Given that the European Union has supported Corsica's development for many years and has helped it to build competitive business sectors*, ordering the repayment of public subsidies received to the tune of EUR 220 million would hit Corsican SMEs hard, at a time when they are already facing serious problems.
In addition to the economic aspect, the EESC president also questioned the European Commission president, whom he met today, on the inconsistency of some of the stances adopted by the Commission. He felt that they reveal the fundamental tensions between the different directorates.
Where regional policy is concerned, the Commission supports the policy of promoting tourism in Corsica, formerly an Objective 1 region, and authorises subsidies for air and maritime transport to ensure links with the mainland.
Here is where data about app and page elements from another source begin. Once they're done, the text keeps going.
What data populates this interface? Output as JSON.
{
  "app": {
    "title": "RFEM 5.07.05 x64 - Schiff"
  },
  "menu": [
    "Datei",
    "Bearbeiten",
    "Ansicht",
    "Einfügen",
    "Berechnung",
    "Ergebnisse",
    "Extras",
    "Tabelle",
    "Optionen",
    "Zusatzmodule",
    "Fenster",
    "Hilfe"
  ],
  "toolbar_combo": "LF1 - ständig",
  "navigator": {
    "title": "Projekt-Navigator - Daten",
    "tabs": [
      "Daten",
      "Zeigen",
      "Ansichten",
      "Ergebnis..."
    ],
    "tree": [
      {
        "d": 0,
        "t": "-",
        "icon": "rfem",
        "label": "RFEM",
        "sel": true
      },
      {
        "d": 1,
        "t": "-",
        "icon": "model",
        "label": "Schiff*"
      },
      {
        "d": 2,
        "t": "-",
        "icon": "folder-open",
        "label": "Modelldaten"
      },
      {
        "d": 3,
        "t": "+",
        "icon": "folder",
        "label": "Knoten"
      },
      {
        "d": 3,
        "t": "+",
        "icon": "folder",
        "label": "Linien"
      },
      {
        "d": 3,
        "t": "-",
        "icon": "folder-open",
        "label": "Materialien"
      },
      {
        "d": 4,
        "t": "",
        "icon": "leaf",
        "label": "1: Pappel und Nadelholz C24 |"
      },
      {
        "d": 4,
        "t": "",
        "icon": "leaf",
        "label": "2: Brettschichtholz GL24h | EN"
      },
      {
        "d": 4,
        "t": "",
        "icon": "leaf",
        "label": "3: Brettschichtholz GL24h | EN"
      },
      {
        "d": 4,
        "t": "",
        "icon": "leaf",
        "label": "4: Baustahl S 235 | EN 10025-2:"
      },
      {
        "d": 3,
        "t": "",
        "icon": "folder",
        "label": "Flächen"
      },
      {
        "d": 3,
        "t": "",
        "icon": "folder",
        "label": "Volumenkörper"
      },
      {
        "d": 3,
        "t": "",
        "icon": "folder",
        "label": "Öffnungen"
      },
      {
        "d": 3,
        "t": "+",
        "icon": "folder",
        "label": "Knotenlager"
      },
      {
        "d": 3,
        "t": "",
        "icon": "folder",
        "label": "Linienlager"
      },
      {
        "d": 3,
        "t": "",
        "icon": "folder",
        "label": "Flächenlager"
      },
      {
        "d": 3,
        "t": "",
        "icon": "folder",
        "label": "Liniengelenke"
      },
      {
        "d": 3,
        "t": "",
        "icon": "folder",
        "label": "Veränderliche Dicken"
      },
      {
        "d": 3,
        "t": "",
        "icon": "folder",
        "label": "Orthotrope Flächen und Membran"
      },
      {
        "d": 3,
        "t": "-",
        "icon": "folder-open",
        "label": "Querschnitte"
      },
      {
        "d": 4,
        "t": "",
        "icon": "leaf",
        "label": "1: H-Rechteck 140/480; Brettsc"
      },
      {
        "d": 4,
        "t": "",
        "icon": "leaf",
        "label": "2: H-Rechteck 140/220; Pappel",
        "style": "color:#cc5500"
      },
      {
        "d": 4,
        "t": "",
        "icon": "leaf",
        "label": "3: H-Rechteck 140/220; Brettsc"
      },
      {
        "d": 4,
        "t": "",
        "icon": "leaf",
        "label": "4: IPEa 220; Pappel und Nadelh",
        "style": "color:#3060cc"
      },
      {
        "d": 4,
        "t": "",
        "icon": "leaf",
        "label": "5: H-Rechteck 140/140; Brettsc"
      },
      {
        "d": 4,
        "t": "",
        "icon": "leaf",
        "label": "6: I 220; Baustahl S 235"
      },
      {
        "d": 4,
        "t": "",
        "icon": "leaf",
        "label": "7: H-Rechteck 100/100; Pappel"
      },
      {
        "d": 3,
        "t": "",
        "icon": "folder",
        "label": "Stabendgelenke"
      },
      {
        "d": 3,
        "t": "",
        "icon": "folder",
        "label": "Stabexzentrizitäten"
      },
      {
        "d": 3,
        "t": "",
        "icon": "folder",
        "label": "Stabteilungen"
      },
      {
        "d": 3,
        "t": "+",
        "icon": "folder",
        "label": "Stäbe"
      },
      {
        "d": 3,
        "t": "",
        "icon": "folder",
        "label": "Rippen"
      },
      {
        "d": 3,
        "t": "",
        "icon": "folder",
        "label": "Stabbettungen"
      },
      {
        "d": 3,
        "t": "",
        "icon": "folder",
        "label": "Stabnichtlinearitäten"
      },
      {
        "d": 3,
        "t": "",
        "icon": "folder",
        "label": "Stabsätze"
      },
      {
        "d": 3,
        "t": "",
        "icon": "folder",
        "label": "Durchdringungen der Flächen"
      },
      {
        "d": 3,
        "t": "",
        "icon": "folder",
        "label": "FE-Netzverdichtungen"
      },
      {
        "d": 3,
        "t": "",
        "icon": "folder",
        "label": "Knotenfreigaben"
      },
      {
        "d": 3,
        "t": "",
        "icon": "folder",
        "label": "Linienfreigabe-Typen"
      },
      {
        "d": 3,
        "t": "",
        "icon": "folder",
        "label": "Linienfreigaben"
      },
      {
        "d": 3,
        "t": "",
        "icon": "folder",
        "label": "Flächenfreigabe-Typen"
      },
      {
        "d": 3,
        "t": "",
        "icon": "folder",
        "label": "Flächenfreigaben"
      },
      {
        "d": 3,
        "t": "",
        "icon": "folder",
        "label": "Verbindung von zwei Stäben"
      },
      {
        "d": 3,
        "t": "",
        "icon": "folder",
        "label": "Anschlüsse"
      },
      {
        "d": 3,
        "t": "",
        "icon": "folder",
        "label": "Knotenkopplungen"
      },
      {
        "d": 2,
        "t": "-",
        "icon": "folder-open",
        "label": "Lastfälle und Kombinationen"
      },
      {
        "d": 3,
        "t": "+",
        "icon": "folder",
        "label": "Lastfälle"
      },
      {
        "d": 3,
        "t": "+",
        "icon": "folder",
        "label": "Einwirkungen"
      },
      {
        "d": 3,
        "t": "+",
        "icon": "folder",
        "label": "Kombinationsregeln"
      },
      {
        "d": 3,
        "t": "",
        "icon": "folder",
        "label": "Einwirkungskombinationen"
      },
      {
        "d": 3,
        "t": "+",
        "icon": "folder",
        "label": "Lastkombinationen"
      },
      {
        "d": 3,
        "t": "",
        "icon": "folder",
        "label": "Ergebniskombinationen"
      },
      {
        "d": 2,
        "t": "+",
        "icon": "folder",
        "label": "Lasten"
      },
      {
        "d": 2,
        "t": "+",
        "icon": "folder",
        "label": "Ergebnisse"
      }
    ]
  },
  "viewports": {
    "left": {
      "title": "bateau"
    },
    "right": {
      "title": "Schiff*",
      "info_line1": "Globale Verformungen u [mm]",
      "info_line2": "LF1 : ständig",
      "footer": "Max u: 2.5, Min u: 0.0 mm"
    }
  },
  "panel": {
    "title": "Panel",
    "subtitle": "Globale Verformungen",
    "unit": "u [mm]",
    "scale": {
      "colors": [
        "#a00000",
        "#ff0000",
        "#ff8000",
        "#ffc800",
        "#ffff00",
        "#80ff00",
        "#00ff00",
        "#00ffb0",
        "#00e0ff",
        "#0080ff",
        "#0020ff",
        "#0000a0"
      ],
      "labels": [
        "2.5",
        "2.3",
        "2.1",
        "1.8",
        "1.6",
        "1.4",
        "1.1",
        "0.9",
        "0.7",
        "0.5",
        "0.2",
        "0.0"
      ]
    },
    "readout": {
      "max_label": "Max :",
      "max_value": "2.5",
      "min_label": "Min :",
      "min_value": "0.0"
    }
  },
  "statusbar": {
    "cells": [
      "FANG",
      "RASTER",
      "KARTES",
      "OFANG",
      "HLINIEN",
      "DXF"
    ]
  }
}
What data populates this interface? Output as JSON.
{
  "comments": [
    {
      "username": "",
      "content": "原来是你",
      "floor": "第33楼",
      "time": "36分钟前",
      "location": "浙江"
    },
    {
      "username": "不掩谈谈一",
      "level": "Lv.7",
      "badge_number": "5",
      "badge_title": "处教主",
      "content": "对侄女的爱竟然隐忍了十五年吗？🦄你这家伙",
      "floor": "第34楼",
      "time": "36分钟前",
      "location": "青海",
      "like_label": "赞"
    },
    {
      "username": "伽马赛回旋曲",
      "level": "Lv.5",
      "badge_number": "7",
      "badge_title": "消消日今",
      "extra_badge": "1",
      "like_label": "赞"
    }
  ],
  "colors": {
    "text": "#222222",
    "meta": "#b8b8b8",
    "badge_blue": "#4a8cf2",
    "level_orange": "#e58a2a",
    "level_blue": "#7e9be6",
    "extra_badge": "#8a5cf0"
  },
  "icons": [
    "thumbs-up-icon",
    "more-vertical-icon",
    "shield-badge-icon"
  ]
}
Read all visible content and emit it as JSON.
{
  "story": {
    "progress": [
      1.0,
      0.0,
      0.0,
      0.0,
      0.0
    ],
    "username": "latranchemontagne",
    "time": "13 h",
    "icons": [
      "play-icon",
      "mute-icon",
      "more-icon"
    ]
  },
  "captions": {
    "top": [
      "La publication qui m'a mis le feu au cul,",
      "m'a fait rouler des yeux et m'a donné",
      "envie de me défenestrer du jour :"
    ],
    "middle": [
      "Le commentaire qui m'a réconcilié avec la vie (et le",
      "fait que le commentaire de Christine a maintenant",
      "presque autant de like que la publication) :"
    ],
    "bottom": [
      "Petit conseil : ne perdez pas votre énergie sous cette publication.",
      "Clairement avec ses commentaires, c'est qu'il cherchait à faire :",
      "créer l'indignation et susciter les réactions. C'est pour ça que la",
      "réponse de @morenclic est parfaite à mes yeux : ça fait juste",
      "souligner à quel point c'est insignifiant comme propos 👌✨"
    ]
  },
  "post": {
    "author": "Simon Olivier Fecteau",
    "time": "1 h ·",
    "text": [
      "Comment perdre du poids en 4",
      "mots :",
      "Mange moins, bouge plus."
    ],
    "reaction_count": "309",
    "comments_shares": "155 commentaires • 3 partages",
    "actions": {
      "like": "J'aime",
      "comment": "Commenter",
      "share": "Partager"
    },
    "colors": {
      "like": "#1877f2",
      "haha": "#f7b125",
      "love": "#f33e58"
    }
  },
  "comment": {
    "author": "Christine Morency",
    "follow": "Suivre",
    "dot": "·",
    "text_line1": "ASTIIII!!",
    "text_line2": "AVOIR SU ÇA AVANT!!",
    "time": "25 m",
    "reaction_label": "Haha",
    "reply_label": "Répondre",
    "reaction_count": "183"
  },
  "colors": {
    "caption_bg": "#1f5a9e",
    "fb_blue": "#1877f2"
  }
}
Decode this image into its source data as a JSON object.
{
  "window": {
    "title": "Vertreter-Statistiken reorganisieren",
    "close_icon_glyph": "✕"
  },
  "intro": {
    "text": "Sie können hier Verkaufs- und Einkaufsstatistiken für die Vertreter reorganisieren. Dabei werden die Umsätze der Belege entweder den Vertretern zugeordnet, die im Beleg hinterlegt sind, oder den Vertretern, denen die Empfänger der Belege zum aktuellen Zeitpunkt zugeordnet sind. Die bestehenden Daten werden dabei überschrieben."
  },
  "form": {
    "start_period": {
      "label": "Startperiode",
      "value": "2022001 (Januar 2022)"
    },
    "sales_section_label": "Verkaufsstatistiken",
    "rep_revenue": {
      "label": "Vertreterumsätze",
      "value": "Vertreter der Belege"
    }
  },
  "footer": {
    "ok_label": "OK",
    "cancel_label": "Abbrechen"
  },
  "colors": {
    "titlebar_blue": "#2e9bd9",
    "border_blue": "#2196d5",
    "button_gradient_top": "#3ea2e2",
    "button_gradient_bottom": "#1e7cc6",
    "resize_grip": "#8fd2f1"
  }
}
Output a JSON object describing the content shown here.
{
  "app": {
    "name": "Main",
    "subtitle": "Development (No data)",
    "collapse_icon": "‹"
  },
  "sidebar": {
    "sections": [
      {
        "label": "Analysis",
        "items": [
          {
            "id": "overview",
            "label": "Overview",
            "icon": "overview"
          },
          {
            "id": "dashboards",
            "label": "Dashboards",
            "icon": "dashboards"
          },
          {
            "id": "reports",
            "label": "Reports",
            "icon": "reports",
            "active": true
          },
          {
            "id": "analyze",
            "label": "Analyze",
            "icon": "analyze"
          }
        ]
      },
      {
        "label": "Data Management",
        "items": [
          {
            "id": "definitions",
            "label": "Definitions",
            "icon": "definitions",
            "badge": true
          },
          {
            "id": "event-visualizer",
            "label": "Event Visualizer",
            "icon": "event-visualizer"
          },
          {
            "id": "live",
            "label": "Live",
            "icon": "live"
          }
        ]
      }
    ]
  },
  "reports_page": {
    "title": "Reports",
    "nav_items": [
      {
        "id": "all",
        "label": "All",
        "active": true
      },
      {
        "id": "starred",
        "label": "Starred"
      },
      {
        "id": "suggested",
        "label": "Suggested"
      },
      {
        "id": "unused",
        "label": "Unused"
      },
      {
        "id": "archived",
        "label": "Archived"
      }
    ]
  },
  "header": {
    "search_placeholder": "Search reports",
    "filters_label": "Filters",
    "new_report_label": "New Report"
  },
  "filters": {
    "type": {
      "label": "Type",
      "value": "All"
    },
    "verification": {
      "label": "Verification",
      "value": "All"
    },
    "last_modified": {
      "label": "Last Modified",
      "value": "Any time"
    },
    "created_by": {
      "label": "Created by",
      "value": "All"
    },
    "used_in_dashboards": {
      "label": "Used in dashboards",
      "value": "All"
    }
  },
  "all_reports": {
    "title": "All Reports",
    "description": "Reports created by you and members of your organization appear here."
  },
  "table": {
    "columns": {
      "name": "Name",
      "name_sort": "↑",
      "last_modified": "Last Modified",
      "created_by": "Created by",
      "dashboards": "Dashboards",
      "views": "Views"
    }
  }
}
Under competition policy, however, the Commission is now penalising France for something that it authorises itself, i.e. subsidising the transport of tourists by boat to the "Beautiful Island", potentially creating a new monopoly.
As a representative of civil society, I call for greater consistency among European policies, and this is the point I made to Mr Barroso today.
Henri Malosse, President of the EESC.
It is also the first time the two European presidents meet since the beginning of the term of Henri Malosse. This exchange was the occasion of a new appointment for June, during which the Commission will be presented the issues, on which civil society expects priority actions from the European Union.